Stored items
────────────────────────────────────────
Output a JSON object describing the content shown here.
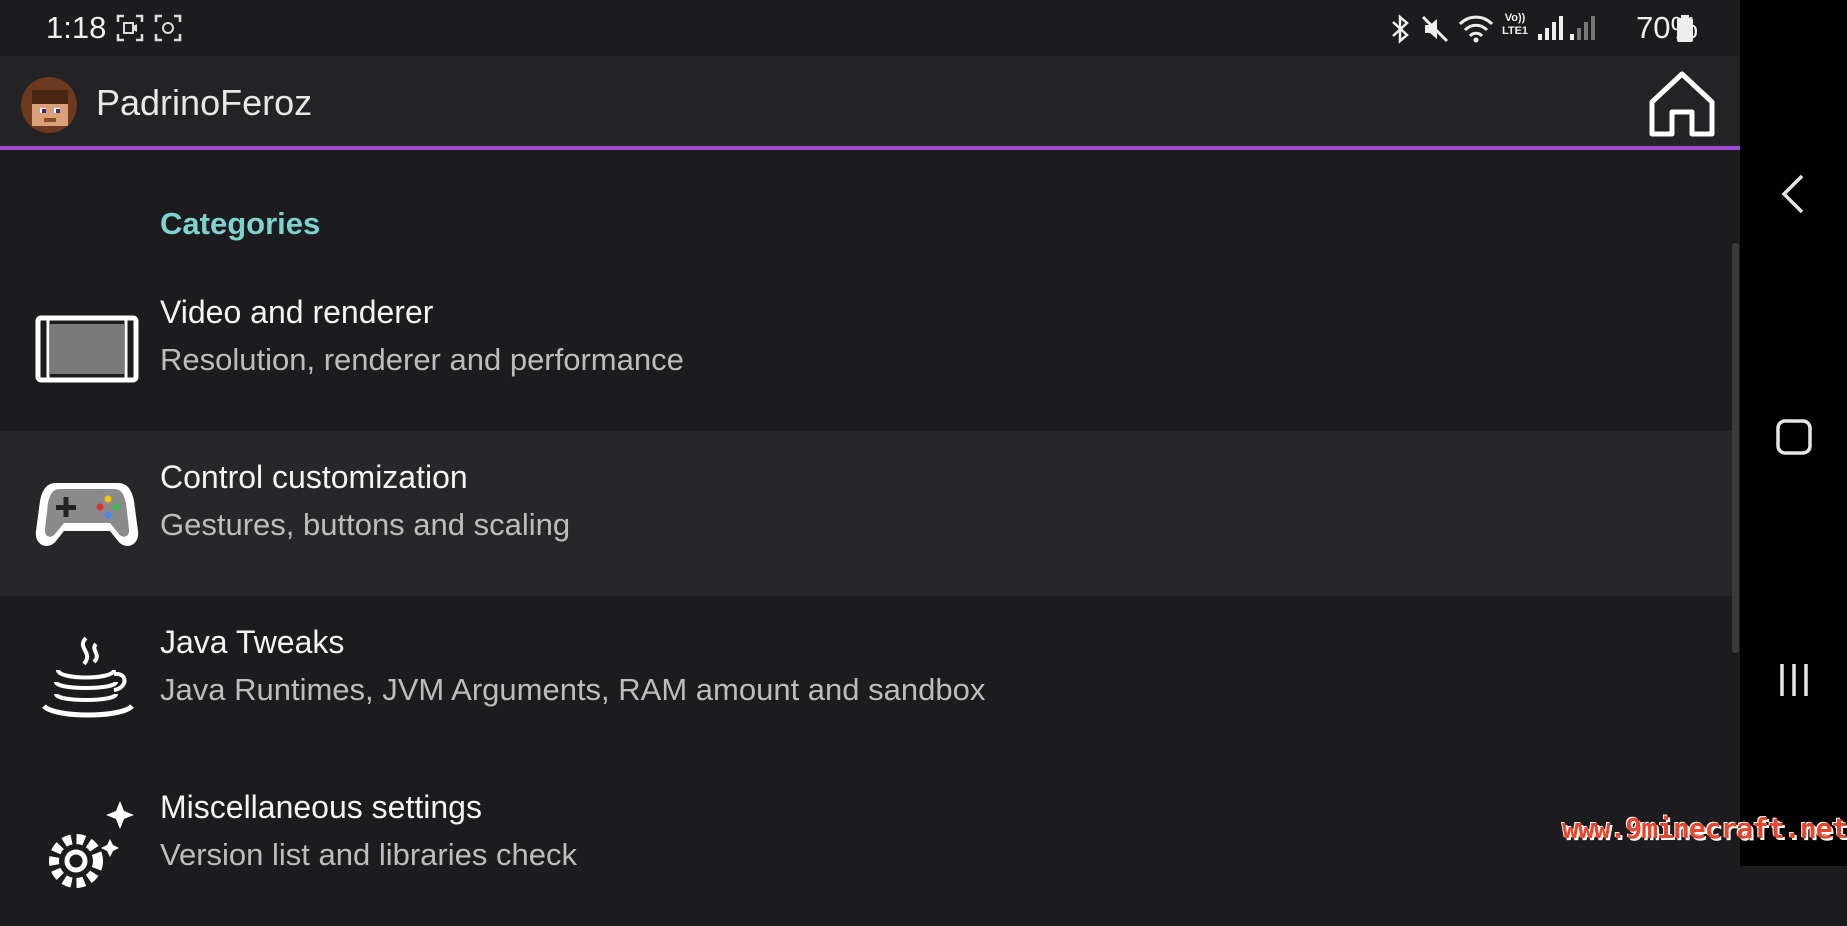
{
  "status_bar": {
    "time": "1:18",
    "battery": "70%",
    "icons": [
      "screen-record-icon",
      "screenshot-icon",
      "bluetooth-icon",
      "mute-icon",
      "wifi-icon",
      "volte-icon",
      "signal-icon",
      "signal-icon",
      "battery-icon"
    ],
    "volte_label_top": "Vo))",
    "volte_label_bottom": "LTE1"
  },
  "app_bar": {
    "username": "PadrinoFeroz",
    "accent_color": "#9c4bd1"
  },
  "settings": {
    "section_title": "Categories",
    "items": [
      {
        "title": "Video and renderer",
        "subtitle": "Resolution, renderer and performance",
        "icon": "display-icon"
      },
      {
        "title": "Control customization",
        "subtitle": "Gestures, buttons and scaling",
        "icon": "gamepad-icon"
      },
      {
        "title": "Java Tweaks",
        "subtitle": "Java Runtimes, JVM Arguments, RAM amount and sandbox",
        "icon": "java-icon"
      },
      {
        "title": "Miscellaneous settings",
        "subtitle": "Version list and libraries check",
        "icon": "settings-sparkle-icon"
      }
    ]
  },
  "navigation": {
    "back": "back-icon",
    "home": "home-circle-icon",
    "recents": "recents-icon"
  },
  "watermark": "www.9minecraft.net"
}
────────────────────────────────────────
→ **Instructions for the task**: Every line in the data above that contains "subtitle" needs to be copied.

→ **Result of the exercise**:
        "subtitle": "Resolution, renderer and performance",
        "subtitle": "Gestures, buttons and scaling",
        "subtitle": "Java Runtimes, JVM Arguments, RAM amount and sandbox",
        "subtitle": "Version list and libraries check",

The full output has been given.